Anthony Joseph Caito was the son of Gatano/Gaemtino and Mary Caito. He enlisted to fight in World War I in July 1918. By October of that year, he was dead. He was just 23 years old.
Anthony (or Tony, as he was called in the 1900 and 1910 census) reported for basic training at Camp Sherman in Chillicothe, Ohio. Camp Sherman opened in September 1918 in response to the rapidly-growing need to train Army recruits. The camp was the third-largest in the country and had more than 1,300 buildings, including barracks, a hospital, and a library.
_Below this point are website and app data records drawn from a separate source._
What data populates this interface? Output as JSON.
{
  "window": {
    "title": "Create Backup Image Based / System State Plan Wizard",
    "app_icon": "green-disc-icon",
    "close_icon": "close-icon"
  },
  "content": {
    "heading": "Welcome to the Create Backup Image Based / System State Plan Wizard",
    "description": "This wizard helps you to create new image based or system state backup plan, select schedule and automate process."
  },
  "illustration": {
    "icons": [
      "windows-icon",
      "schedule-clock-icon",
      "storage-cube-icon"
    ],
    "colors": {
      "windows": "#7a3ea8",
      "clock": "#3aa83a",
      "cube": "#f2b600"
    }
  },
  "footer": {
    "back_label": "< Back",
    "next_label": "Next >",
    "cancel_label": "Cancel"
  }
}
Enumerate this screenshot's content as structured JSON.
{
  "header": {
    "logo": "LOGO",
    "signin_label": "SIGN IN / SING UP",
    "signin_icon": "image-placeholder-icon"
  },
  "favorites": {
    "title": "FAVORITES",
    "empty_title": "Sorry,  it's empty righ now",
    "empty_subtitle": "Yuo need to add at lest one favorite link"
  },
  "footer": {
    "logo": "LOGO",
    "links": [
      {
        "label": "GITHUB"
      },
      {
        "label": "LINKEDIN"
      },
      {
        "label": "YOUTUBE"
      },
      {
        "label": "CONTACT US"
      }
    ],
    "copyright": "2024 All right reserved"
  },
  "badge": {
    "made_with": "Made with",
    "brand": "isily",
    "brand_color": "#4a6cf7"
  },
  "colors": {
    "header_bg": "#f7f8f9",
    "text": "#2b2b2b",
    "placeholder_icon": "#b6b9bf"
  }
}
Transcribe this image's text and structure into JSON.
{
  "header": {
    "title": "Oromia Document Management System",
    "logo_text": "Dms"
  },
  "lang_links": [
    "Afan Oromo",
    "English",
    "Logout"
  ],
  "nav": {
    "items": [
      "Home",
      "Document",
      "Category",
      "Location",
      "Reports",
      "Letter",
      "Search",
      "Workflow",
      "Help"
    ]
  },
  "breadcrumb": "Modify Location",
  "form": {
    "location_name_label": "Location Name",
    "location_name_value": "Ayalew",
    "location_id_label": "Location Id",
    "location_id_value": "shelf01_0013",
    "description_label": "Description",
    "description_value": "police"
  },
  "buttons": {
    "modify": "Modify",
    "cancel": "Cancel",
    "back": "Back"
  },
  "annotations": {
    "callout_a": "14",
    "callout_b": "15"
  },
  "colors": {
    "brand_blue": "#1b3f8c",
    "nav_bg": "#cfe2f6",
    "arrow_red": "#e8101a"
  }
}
The Ohio Historical Society refers to it as “a small city.” Indeed, Camp Sherman nearly quadrupled the population of Chillicothe.
Tony arrived in Camp Sherman in the summer of 1918. Something else arrived at camp shortly after that: the Spanish influenza. The flu swept through the camp. Eventually, Camp Sherman was quarantined to prevent the illness from spreading further into Chillicothe.
Almost 1,200 men in Camp Sherman died from the flu. Anthony Joseph Caito was one them. He died 11 October 1918 and was laid to rest in Mount Calvary Cemetery in Columbus.
- Caito, Anthony death certificate, #39698 (1918), viewed on FamilySearch.org.
- Caito, Anthony Joseph, tombstone, Mount Calvary Cemetery, Columbus, Ohio. Photos by Amy Johnson Crow.
- The Official Roster of Ohio Soldiers, Sailors, and Marines in the World War, 1917-18. Columbus, OH, USA: The F.J. Heer Printing Co., 1926, p. 2433. Viewed digital image on Ancestry.com, “Ohio Soldiers in WWI, 1917-1918.”
- Ohio Historical Society, “Camp Sherman,” OhioHistoryCentral.org.
- Ohio Historical Society, “Marker #7-71 Camp Sherman,” RemarkableOhio.org.
Good Looking young Man, I’m sure that is not what he thought would hurt him if he did get hurt. Nice Cemetery.
I’ve wondered if he was excited to “see the world” when he enlisted. Instead, he died without even leaving his home state.
Mount Calvary is a beautiful cemetery.